“Pure online banks are beginning to look like failed dreams,” Meridien analysts Christine Barry and Jennifer Schmidt wrote at the time, prophetically.
It’s unfortunate that companies of the caliber of Bank One are forced to go through these expensive exercises to find out what works in the market, but if these pioneer days of e-commerce are about anything, they are about trial and error.
Pre-judging a consumer base that is moderately flexible at best, and resistant at its worst, is a difficult proposition.To its credit, Bank One is still moving ahead with Internet initiatives.
Back in 1999 when it launched Wingspan, it also entered into aggressive co-branding online financial services with Excite and America Online.

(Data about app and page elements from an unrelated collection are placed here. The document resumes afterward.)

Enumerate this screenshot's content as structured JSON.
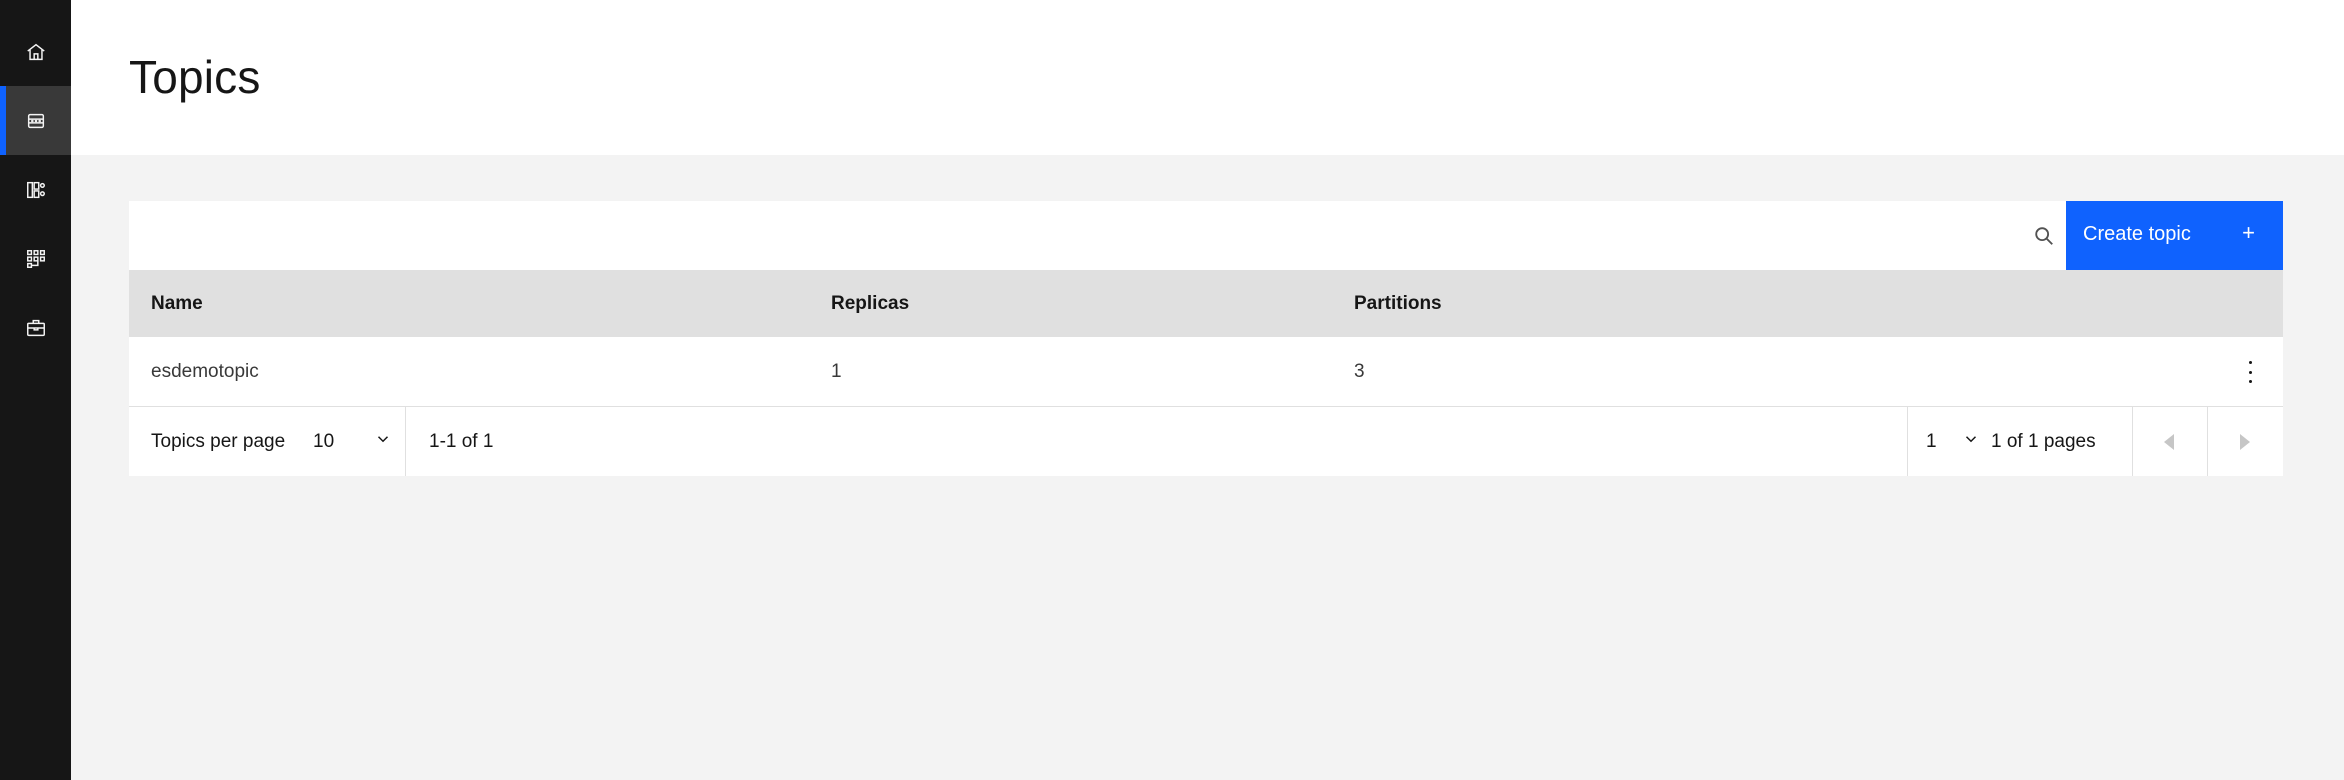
{
  "page": {
    "title": "Topics"
  },
  "sidebar": {
    "items": [
      {
        "icon": "home-icon",
        "active": false
      },
      {
        "icon": "topics-icon",
        "active": true
      },
      {
        "icon": "consumer-groups-icon",
        "active": false
      },
      {
        "icon": "schema-registry-icon",
        "active": false
      },
      {
        "icon": "toolbox-icon",
        "active": false
      }
    ]
  },
  "toolbar": {
    "search_icon": "search-icon",
    "create_label": "Create topic",
    "create_icon": "+"
  },
  "table": {
    "headers": {
      "name": "Name",
      "replicas": "Replicas",
      "partitions": "Partitions"
    },
    "rows": [
      {
        "name": "esdemotopic",
        "replicas": "1",
        "partitions": "3"
      }
    ]
  },
  "pagination": {
    "per_page_label": "Topics per page",
    "per_page_value": "10",
    "range_text": "1-1 of 1",
    "page_value": "1",
    "pages_text": "1 of 1 pages"
  },
  "colors": {
    "accent": "#0f62fe",
    "sidebar_bg": "#161616",
    "header_row_bg": "#e0e0e0",
    "page_bg": "#f3f3f3"
  }
}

Even though some pure-play online banks had already been absorbed by traditional banking companies, and industry insiders believed its debut of Wingspan was high-risk, Bank One persevered.
All About Options
There’s a recurring lesson that keeps presenting itself to e-commerce companies. Consumers want to decide for themselves what works for them.
Meridien’s research said that successful online banks will likely be extensions of existing offline banks. Consumers have made it fairly clear that they want to maintain their relationships with existing banks and creditors.
Meridien suggests consumers want access to their banking products through branch offices and ATMs, as well as through their personal computers.
Further, the research forecasts the number of active Internet banking users throughout the world will increase from the current 23 million to 32 million by 2003. Considering the size of the wired world these days, that is not a tremendous growth rate.
Consumers will have to be courted, persuaded and have their requests for options honored by banking institutions.
The ongoing demise of pure-play online banks should be a wake-up call to dot-com dreamers who still believe e-commerce can change the world. All the Internet is going to do is add something useful to existing commerce.
E-commerce was never supposed to replace traditional business or displace conventional institutions.
Note: The opinions expressed by our columnists are their own and do not necessarily reflect the views of the E-Commerce Times or its management.